- Task objective -
Whenever a line below includes the string "content", show it.

Top of Data for analysis

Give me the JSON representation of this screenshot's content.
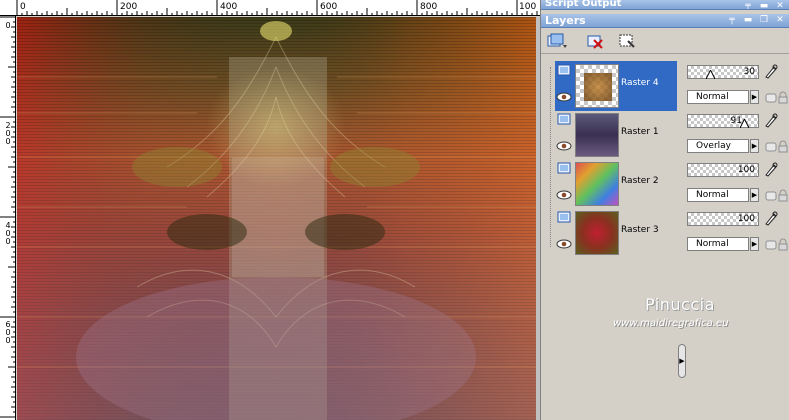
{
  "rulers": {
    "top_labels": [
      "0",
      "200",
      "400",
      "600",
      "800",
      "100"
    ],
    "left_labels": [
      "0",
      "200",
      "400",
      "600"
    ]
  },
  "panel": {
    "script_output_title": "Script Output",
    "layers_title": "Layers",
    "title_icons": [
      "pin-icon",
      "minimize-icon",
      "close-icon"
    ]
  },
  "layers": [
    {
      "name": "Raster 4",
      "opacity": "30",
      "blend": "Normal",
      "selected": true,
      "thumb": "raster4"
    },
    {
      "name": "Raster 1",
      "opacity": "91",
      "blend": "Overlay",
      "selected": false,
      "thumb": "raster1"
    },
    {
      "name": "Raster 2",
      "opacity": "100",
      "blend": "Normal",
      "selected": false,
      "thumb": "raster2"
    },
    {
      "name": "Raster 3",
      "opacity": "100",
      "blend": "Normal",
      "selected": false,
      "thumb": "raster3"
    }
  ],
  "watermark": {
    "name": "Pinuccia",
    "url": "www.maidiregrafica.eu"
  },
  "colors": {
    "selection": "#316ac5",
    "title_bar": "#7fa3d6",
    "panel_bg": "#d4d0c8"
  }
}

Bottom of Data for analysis
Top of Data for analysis

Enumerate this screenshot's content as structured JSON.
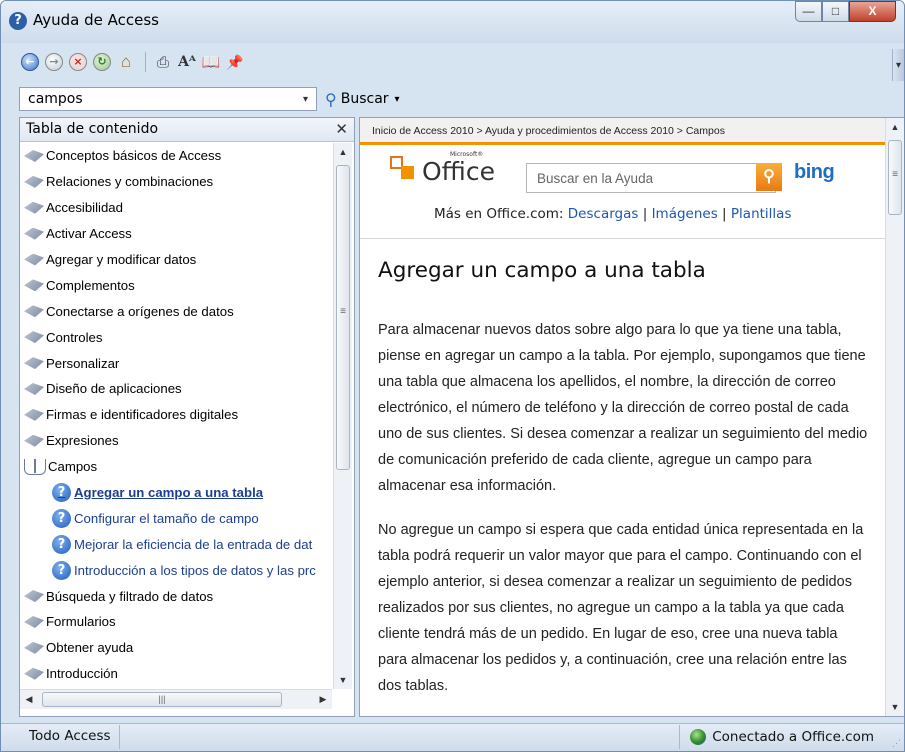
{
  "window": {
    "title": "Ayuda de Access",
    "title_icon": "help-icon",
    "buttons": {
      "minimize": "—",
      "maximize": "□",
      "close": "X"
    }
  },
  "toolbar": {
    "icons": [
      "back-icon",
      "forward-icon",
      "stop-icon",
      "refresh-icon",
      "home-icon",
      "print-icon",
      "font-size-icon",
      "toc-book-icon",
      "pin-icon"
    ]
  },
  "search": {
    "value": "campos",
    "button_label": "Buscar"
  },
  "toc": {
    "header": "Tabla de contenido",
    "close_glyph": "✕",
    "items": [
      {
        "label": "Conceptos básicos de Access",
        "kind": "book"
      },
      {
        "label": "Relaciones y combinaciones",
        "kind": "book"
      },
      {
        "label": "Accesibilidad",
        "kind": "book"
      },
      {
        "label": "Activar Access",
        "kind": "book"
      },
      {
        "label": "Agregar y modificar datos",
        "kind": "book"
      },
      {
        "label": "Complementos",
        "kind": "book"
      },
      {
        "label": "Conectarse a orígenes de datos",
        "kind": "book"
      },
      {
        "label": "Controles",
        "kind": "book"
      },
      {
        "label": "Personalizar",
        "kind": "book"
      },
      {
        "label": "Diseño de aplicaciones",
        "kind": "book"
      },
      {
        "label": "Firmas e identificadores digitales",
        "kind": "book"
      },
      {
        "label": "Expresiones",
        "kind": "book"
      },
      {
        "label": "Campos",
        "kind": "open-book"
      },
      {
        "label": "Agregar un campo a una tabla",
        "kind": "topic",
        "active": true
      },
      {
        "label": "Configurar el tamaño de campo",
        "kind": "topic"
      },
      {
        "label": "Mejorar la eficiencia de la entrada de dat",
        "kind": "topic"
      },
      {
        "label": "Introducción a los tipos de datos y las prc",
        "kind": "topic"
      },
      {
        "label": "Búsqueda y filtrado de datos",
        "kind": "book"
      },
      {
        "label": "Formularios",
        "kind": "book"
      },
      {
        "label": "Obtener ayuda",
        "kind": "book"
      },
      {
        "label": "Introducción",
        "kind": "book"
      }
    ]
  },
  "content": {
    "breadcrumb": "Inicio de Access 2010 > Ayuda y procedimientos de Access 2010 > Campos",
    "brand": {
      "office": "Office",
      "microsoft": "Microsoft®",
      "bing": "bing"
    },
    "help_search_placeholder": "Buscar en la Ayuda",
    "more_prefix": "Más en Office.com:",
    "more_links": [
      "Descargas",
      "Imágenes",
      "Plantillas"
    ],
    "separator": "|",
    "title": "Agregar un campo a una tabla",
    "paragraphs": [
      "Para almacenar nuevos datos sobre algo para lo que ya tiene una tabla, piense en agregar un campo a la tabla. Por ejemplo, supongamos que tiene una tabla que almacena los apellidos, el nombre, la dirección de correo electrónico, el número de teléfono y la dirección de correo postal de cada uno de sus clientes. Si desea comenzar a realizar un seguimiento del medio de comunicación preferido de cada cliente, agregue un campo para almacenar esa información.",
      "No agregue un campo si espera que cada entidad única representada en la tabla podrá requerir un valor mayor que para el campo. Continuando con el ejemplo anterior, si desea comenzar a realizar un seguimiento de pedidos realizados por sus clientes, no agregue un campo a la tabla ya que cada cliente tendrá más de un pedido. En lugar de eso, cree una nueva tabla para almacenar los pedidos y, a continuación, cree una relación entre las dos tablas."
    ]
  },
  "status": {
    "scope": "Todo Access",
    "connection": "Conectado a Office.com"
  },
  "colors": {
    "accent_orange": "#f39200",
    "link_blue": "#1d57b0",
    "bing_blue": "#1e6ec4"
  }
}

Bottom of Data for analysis

- Answer box -
Give me the JSON representation of this screenshot's content.
Enumerate this screenshot's content as structured JSON.
  "content": {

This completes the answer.